--- Exercise inputs Enclosed Below ---

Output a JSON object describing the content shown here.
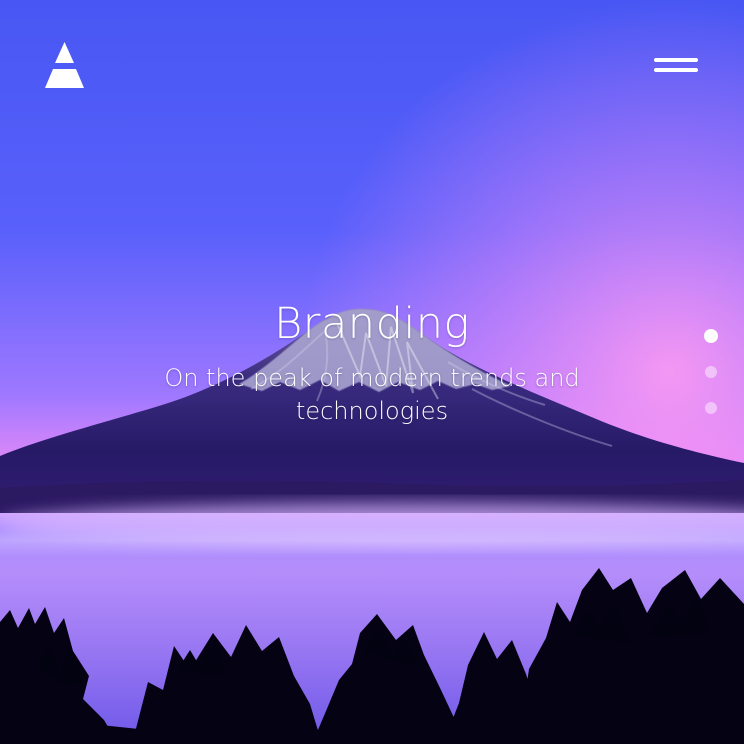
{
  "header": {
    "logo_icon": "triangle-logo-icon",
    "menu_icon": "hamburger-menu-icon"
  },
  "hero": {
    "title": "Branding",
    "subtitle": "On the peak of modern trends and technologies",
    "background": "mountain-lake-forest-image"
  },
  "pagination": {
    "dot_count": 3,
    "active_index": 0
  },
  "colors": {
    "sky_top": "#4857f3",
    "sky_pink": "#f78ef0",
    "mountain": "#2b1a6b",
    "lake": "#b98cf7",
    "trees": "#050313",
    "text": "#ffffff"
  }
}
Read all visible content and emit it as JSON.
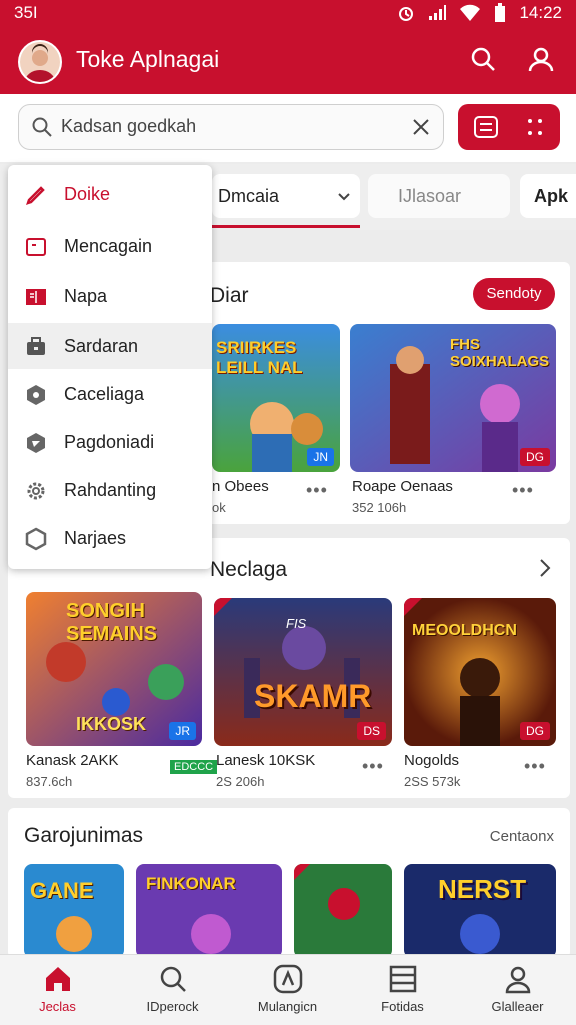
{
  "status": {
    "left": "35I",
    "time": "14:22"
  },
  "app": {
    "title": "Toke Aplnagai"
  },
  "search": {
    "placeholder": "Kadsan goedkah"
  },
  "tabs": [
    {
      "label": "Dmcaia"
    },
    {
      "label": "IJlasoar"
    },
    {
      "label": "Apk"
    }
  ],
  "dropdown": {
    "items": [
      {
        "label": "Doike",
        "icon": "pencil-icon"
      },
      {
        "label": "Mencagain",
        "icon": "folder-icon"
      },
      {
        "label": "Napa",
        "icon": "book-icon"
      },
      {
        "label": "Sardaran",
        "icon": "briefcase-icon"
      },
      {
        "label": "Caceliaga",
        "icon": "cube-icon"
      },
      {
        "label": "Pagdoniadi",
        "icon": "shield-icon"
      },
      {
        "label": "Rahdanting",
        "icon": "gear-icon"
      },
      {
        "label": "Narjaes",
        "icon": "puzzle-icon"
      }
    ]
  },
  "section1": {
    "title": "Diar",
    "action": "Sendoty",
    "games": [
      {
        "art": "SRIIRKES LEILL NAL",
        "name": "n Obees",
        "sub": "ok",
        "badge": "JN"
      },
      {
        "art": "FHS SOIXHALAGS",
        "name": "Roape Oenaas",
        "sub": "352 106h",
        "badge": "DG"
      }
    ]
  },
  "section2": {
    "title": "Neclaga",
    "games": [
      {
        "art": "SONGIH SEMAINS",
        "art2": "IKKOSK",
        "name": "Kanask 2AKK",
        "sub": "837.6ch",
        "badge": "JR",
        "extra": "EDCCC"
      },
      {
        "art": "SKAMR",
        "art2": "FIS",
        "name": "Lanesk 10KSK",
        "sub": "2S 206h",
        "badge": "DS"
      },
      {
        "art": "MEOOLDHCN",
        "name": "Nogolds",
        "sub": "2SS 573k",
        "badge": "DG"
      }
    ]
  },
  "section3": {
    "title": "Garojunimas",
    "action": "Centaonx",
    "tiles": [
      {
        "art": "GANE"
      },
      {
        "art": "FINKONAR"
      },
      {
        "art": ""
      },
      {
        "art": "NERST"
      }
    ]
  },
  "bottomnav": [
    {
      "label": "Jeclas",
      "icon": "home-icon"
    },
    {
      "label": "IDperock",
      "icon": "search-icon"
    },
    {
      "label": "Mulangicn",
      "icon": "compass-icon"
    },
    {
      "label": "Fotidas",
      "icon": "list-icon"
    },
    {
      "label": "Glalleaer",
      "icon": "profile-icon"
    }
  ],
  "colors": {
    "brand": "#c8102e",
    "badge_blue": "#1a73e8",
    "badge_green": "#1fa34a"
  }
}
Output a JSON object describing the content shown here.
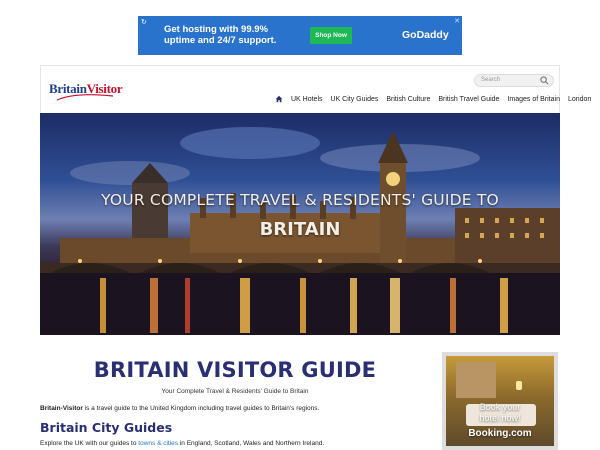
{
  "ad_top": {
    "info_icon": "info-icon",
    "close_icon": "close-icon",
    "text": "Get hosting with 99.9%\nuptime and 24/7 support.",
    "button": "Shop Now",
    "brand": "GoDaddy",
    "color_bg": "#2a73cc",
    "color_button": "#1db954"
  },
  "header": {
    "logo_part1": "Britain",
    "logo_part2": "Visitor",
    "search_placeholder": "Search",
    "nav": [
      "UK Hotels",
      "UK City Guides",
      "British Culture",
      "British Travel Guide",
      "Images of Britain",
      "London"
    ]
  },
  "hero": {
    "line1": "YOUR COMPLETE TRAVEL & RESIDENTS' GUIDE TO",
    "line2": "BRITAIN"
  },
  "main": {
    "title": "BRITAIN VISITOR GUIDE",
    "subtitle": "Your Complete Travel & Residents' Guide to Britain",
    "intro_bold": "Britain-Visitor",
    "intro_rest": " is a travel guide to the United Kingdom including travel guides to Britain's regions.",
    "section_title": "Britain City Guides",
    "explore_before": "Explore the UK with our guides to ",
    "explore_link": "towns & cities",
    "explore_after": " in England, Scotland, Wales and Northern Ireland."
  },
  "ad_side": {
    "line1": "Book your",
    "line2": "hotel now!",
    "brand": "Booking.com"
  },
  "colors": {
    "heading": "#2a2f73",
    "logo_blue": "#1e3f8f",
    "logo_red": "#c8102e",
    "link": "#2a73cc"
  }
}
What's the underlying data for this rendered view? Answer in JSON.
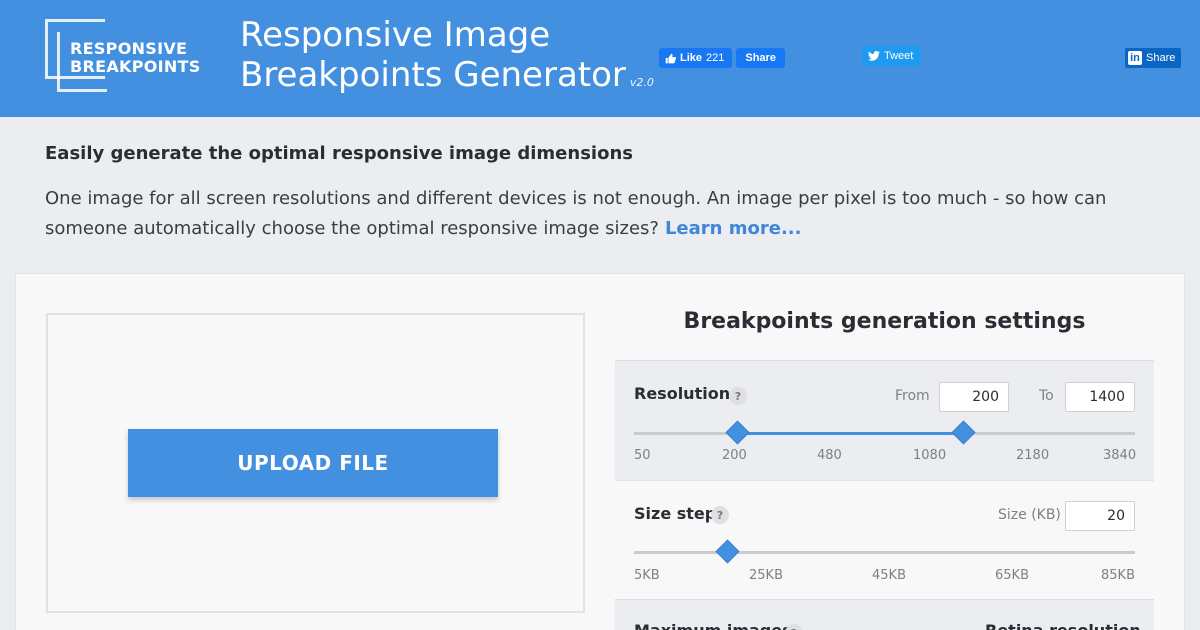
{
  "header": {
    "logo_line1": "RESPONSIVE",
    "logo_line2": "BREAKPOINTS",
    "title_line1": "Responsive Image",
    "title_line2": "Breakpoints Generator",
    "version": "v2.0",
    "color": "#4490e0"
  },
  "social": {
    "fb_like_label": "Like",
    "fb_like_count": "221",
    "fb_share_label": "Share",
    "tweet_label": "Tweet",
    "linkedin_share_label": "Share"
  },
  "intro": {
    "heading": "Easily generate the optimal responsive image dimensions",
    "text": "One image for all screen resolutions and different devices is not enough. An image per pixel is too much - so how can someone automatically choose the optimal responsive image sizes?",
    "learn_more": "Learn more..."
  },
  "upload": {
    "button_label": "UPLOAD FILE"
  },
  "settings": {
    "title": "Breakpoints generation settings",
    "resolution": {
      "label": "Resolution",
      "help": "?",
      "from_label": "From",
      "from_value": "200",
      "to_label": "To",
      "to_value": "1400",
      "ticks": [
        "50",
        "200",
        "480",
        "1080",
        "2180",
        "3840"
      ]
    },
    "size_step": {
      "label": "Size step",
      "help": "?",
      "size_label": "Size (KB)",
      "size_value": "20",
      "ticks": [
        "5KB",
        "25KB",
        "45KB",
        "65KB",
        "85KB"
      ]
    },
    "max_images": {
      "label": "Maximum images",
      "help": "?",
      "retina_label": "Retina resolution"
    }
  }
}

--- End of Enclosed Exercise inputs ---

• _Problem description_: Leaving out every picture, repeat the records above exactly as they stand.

• _Answer box_:
Output a JSON object describing the content shown here.
{
  "header": {
    "logo_icon": "triangle-logo-icon",
    "menu_icon": "hamburger-menu-icon"
  },
  "hero": {
    "title": "Branding",
    "subtitle": "On the peak of modern trends and technologies",
    "background": "mountain-lake-forest-image"
  },
  "pagination": {
    "dot_count": 3,
    "active_index": 0
  },
  "colors": {
    "sky_top": "#4857f3",
    "sky_pink": "#f78ef0",
    "mountain": "#2b1a6b",
    "lake": "#b98cf7",
    "trees": "#050313",
    "text": "#ffffff"
  }
}
Read all visible content and emit it as JSON.
{
  "status": {
    "left": "35I",
    "time": "14:22"
  },
  "app": {
    "title": "Toke Aplnagai"
  },
  "search": {
    "placeholder": "Kadsan goedkah"
  },
  "tabs": [
    {
      "label": "Dmcaia"
    },
    {
      "label": "IJlasoar"
    },
    {
      "label": "Apk"
    }
  ],
  "dropdown": {
    "items": [
      {
        "label": "Doike",
        "icon": "pencil-icon"
      },
      {
        "label": "Mencagain",
        "icon": "folder-icon"
      },
      {
        "label": "Napa",
        "icon": "book-icon"
      },
      {
        "label": "Sardaran",
        "icon": "briefcase-icon"
      },
      {
        "label": "Caceliaga",
        "icon": "cube-icon"
      },
      {
        "label": "Pagdoniadi",
        "icon": "shield-icon"
      },
      {
        "label": "Rahdanting",
        "icon": "gear-icon"
      },
      {
        "label": "Narjaes",
        "icon": "puzzle-icon"
      }
    ]
  },
  "section1": {
    "title": "Diar",
    "action": "Sendoty",
    "games": [
      {
        "art": "SRIIRKES LEILL NAL",
        "name": "n Obees",
        "sub": "ok",
        "badge": "JN"
      },
      {
        "art": "FHS SOIXHALAGS",
        "name": "Roape Oenaas",
        "sub": "352 106h",
        "badge": "DG"
      }
    ]
  },
  "section2": {
    "title": "Neclaga",
    "games": [
      {
        "art": "SONGIH SEMAINS",
        "art2": "IKKOSK",
        "name": "Kanask 2AKK",
        "sub": "837.6ch",
        "badge": "JR",
        "extra": "EDCCC"
      },
      {
        "art": "SKAMR",
        "art2": "FIS",
        "name": "Lanesk 10KSK",
        "sub": "2S 206h",
        "badge": "DS"
      },
      {
        "art": "MEOOLDHCN",
        "name": "Nogolds",
        "sub": "2SS 573k",
        "badge": "DG"
      }
    ]
  },
  "section3": {
    "title": "Garojunimas",
    "action": "Centaonx",
    "tiles": [
      {
        "art": "GANE"
      },
      {
        "art": "FINKONAR"
      },
      {
        "art": ""
      },
      {
        "art": "NERST"
      }
    ]
  },
  "bottomnav": [
    {
      "label": "Jeclas",
      "icon": "home-icon"
    },
    {
      "label": "IDperock",
      "icon": "search-icon"
    },
    {
      "label": "Mulangicn",
      "icon": "compass-icon"
    },
    {
      "label": "Fotidas",
      "icon": "list-icon"
    },
    {
      "label": "Glalleaer",
      "icon": "profile-icon"
    }
  ],
  "colors": {
    "brand": "#c8102e",
    "badge_blue": "#1a73e8",
    "badge_green": "#1fa34a"
  }
}
Output a JSON object describing the content shown here.
{
  "ad_top": {
    "info_icon": "info-icon",
    "close_icon": "close-icon",
    "text": "Get hosting with 99.9%\nuptime and 24/7 support.",
    "button": "Shop Now",
    "brand": "GoDaddy",
    "color_bg": "#2a73cc",
    "color_button": "#1db954"
  },
  "header": {
    "logo_part1": "Britain",
    "logo_part2": "Visitor",
    "search_placeholder": "Search",
    "nav": [
      "UK Hotels",
      "UK City Guides",
      "British Culture",
      "British Travel Guide",
      "Images of Britain",
      "London"
    ]
  },
  "hero": {
    "line1": "YOUR COMPLETE TRAVEL & RESIDENTS' GUIDE TO",
    "line2": "BRITAIN"
  },
  "main": {
    "title": "BRITAIN VISITOR GUIDE",
    "subtitle": "Your Complete Travel & Residents' Guide to Britain",
    "intro_bold": "Britain-Visitor",
    "intro_rest": " is a travel guide to the United Kingdom including travel guides to Britain's regions.",
    "section_title": "Britain City Guides",
    "explore_before": "Explore the UK with our guides to ",
    "explore_link": "towns & cities",
    "explore_after": " in England, Scotland, Wales and Northern Ireland."
  },
  "ad_side": {
    "line1": "Book your",
    "line2": "hotel now!",
    "brand": "Booking.com"
  },
  "colors": {
    "heading": "#2a2f73",
    "logo_blue": "#1e3f8f",
    "logo_red": "#c8102e",
    "link": "#2a73cc"
  }
}
What's the underlying data for this rendered view? Answer in JSON.
{
  "header": {
    "logo_line1": "RESPONSIVE",
    "logo_line2": "BREAKPOINTS",
    "title_line1": "Responsive Image",
    "title_line2": "Breakpoints Generator",
    "version": "v2.0",
    "color": "#4490e0"
  },
  "social": {
    "fb_like_label": "Like",
    "fb_like_count": "221",
    "fb_share_label": "Share",
    "tweet_label": "Tweet",
    "linkedin_share_label": "Share"
  },
  "intro": {
    "heading": "Easily generate the optimal responsive image dimensions",
    "text": "One image for all screen resolutions and different devices is not enough. An image per pixel is too much - so how can someone automatically choose the optimal responsive image sizes?",
    "learn_more": "Learn more..."
  },
  "upload": {
    "button_label": "UPLOAD FILE"
  },
  "settings": {
    "title": "Breakpoints generation settings",
    "resolution": {
      "label": "Resolution",
      "help": "?",
      "from_label": "From",
      "from_value": "200",
      "to_label": "To",
      "to_value": "1400",
      "ticks": [
        "50",
        "200",
        "480",
        "1080",
        "2180",
        "3840"
      ]
    },
    "size_step": {
      "label": "Size step",
      "help": "?",
      "size_label": "Size (KB)",
      "size_value": "20",
      "ticks": [
        "5KB",
        "25KB",
        "45KB",
        "65KB",
        "85KB"
      ]
    },
    "max_images": {
      "label": "Maximum images",
      "help": "?",
      "retina_label": "Retina resolution"
    }
  }
}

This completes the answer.